John Mueller states that in some cases the Core Web Vitals ranking signal might be calculated using the noindexed web pages.
Lab Data and Field Data
Lab data in regard to the web vitals scores are an estimate of the score. The lab data score is obtained in a simulated environment. Lab Data’s goal is to let the publisher get an idea of what could be problematic. Field Data, therefore, is a score that is calculated on the basis of actual website visitors under real-world conditions. Google will be using the field data to ascertain the associated ranking signal score.
Noindex and Core Web Vitals
Noindex is sort of a signal that publishers use to let Google know that not to include a webpage in Google’s search results.
You can prevent a page from appearing in Google Search by including a noindex meta tag in the page’s HTML code, or by returning a noindex header in the HTTP request.
When Googlebot next crawls that page and sees the tag or header, Googlebot will drop that page entirely from Google Search results, regardless of whether other sites link to it.
The question asked of Google’s John Mueller was whether the noindexed pages will be considered to calculate the web vitals score. The question asked was indeed an important one as the publisher was blocking the webpages because they were slow and did not want those pages to be used as a part of the calculation of core web vitals score.
With regards to core web vitals, field data is going to be the one to pay attention to, correct (in terms of ranking signals)?
John Mueller Replied:
Yes, yes, it’s the field data.
Google May Accumulate Pages For Core Web Vitals

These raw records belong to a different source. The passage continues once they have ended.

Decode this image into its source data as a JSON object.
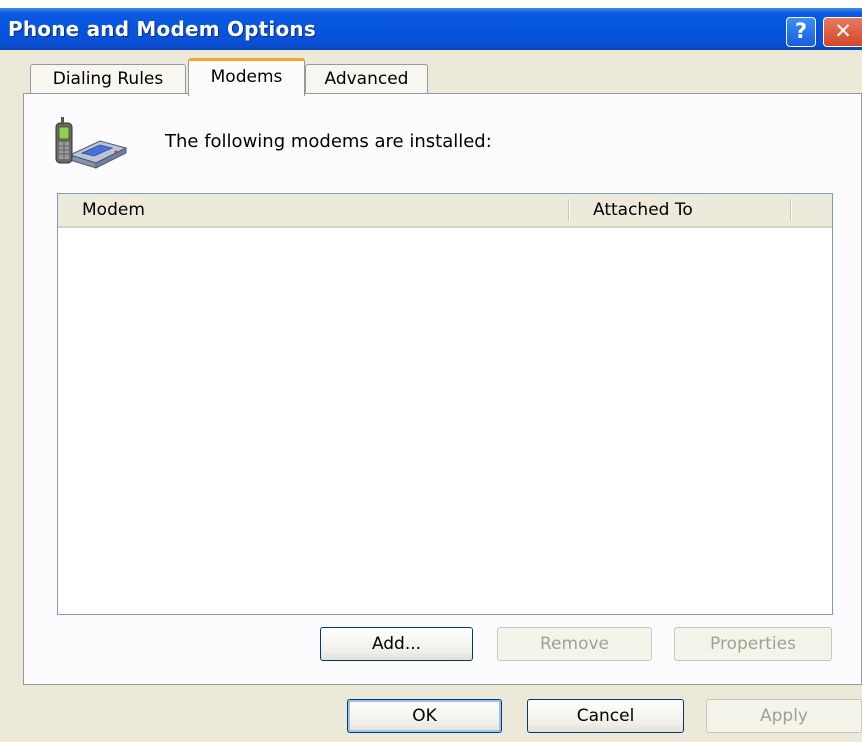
{
  "window": {
    "title": "Phone and Modem Options",
    "help_glyph": "?",
    "close_glyph": "✕"
  },
  "tabs": [
    {
      "label": "Dialing Rules",
      "selected": false
    },
    {
      "label": "Modems",
      "selected": true
    },
    {
      "label": "Advanced",
      "selected": false
    }
  ],
  "modems_page": {
    "icon": "phone-modem-icon",
    "info_text": "The following modems are  installed:",
    "list": {
      "columns": [
        "Modem",
        "Attached To"
      ],
      "rows": []
    },
    "buttons": {
      "add": "Add...",
      "remove": "Remove",
      "properties": "Properties"
    }
  },
  "dialog_buttons": {
    "ok": "OK",
    "cancel": "Cancel",
    "apply": "Apply"
  },
  "colors": {
    "titlebar": "#0654dd",
    "dialog_face": "#ece9d8",
    "selected_tab_accent": "#f5a623",
    "close_button": "#d2472a"
  }
}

Mueller in further questions reveals how Google in few cases ascertains the core web vitals score as an average of multiple pages.
When this becomes a ranking signal… is it going to be page level or domain level?
…What happens with the field data is we don’t have data points for every page.
So we, for the most part, we need to have kind of groupings of individual pages.
And depending on the amount of data that we have, that can be a grouping of the whole website (kind of the domain).
…I think in the Chrome User Experience Report they use the origin which would be the subdomain and the protocol there.
So that would be kind of the overarching kind of grouping.
And if we have more data for individual parts of a website then we’ll try to use that.
And I believe that’s something you also see in search console where we’ll show like one URL and say… there’s so many other pages that are associated with that. And that’s kind of the grouping that we would use there.
Mueller clear it out that the core web vitals score may not always be calculated on a page by page basis.
Slow Pages Impact on Overall CWV Score
A publisher then asked that they have a group of pages that are slow and are no-indexed, does it affect the core web vitals score.
We gave this set of pages that they are slow. And these we have a noindex on them… they are very slow. And that’s why we don’t want it to be accounted for.
I don’t know for sure how we would do things with a noindex there. But it’s not something you can easily determine ahead of time.
Like, will we see this as one website or will we see it as different groupings there.
Sometimes with the Chrome User Experience Report data you can see like, Does Google have data points for those noindex pages? Does Google have data points for the other pages there?
And then you can kind of figure out like okay, it can recognize that there is separate kinds of pages and can treat them individually.
And if that’s the case, then I don’t see a problem with that.
If it’s a smaller website where we just don’t have a lot of signals for the website then those noindex pages could be playing a role there as well.
So I’m not 100% sure but my understanding is that in the Chrome User Experience Report data we do include all kinds of pages that users access.
So there’s no specific kind of, will this page be indexed like this or not check that happens there because the indexability is sometimes quite complex with regards to canonicals and all of that.
So it’s not trivial to determine… on the Chrome side if this page will be indexed or not.
It might be the case that if a page has a clear noindex then even in Chrome we would be able to recognize that. But I’m not 100% sure if we actually do that.
I would also check the Chrome User Experience Report data. I think you can download data into BigQuery and you can play with that a little bit and figure out how is that happening for other sites, for similar sites that kind of fall in the same category as the site that you’re working on.
Webpages That Users Access
As Muller continues to explain that he was not 100% sure if Google uses noindexed pages, he did ensure that the Chrome User Experience Report contains all kinds of pages (which in this context may include noindexed pages).
…we do include all kinds of pages that users access.
The reason behind making use of the noindexed pages could be that users can access a webpage then it is going to be measured. Users will still experience the noindexed pages, whether or not those pages are blocked to Google. Though Mueller is not 100% sure but in the meantime until there is not any clarification, it may be wise to consider that noindexed pages will be included in the core web vitals ranking score.